Honduras is one of the teams—there are always a couple—that is truly just happy to make it to the World Cup. In 2010, it shared the unenviable honor of being just one of two teams not to find the net even once (the other was Algeria), crashing out in the first round. This time there are reasons to be slightly more optimistic (emphasis on slightly). Honduras has a true gem in Espinoza—his game against Brazil in the 2012 Olympics was one of the standout individual performances of the past few years. La Bicolor also had one the globe’s top-scoring players in qualification: Jerry Bengtson, of MLS’s New England Revolution, who scored 9 goals. An easy-ish group (France, Ecuador, and Switzerland) also means that Honduras has a slightly better chance to qualify for the round of 16 than its CONCACAF counterpart Costa Rica.
But in all likelihood, Honduras will go to Brazil, play three, and go home. That in itself will be cause for celebration.
Match Schedule: Honduras is in Group E, one of the easier groups at the World Cup. La Bicolor will still finish last. They play France on June 15 before matching up with Ecuador, in what should be an even game, on June 20. Honduras will then round out the group against Switzerland, who will be looking to clinch second spot, on June 25.

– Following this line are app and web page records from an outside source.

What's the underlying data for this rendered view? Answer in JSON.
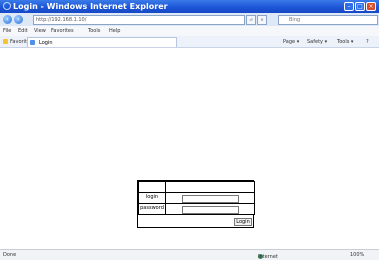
{
  "window": {
    "title": "Login - Windows Internet Explorer",
    "buttons": [
      "–",
      "□",
      "×"
    ]
  },
  "address": {
    "url": "http://192.168.1.10/",
    "go_btn": "⏎",
    "refresh_btn": "×",
    "search_placeholder": "Bing"
  },
  "menu": [
    "File",
    "Edit",
    "View",
    "Favorites",
    "Tools",
    "Help"
  ],
  "favorites": {
    "label": "Favorites",
    "tab_title": "Login",
    "tools": [
      "Page ▾",
      "Safety ▾",
      "Tools ▾",
      "?"
    ]
  },
  "form": {
    "login_label": "login",
    "password_label": "password",
    "button_label": "Login"
  },
  "status": {
    "left": "Done",
    "zone": "Internet",
    "zoom": "100%"
  },
  "colors": {
    "titlebar": "#1c56d8",
    "accent": "#2b6fdc"
  }
}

How They Line Up: Defensively. Honduras tends to play with an anchorman, who sits in front of the defense, with two central midfielders in front of him. 4-1-4-1, which doesn’t exactly get the pulse racing.
Key Players: Fans of mediocre British teams rejoice—this team is full of your favorites. At the back, Hull City fans (yes, all of you) will recognize Maynor Figueroa, famous for once scoring from his own half. He plays center back for Honduras, so Celtic’s Emilio Izaguirre plays out wide. He’s a similar player to Figueroa, only slightly faster.* Though both like to join the attack at their clubs, Honduras plays so defensively that they won’t get the chance.
In the middle, Honduras relies on Stoke’s enforcer Wilson Palacios, though he’s been fading at club level for years. Another also-ran is striker Carlo Costly (Real España), now 31, who is too old to lead the attack but is still in the squad. Those two will need Espinoza and Bengtson to pick up their dead weight.
Rising Star: Andy Najar of Belgian side Anderlecht was a star when he was at MLS’s D.C. United. The 21-year-old will inject some pace and flair into a side that desperately needs it.
Want more World Cup previews like this? You can read all of Harrison Stark’s country-by-country guides by purchasing the e-book The Global(ized) Game: A Geopolitical Guide to the 2014 World Cup for $3.99.
Some of this material has been adapted from World Cup 2010: The Indispensable Guide to Soccer and Geopolitics by Harrison Stark and Steven D. Stark.
*Correction, May 27, 2014: This post originally stated that Emilio Izaguirre plays “on the other side” of Maynor Figueroa. Izaguirre plays out wide and Figueroa plays center back for Honduras. The characterization of Izaguirre as a “left-footed Figueroa” has also been removed. Figueroa, too, has a strong left foot.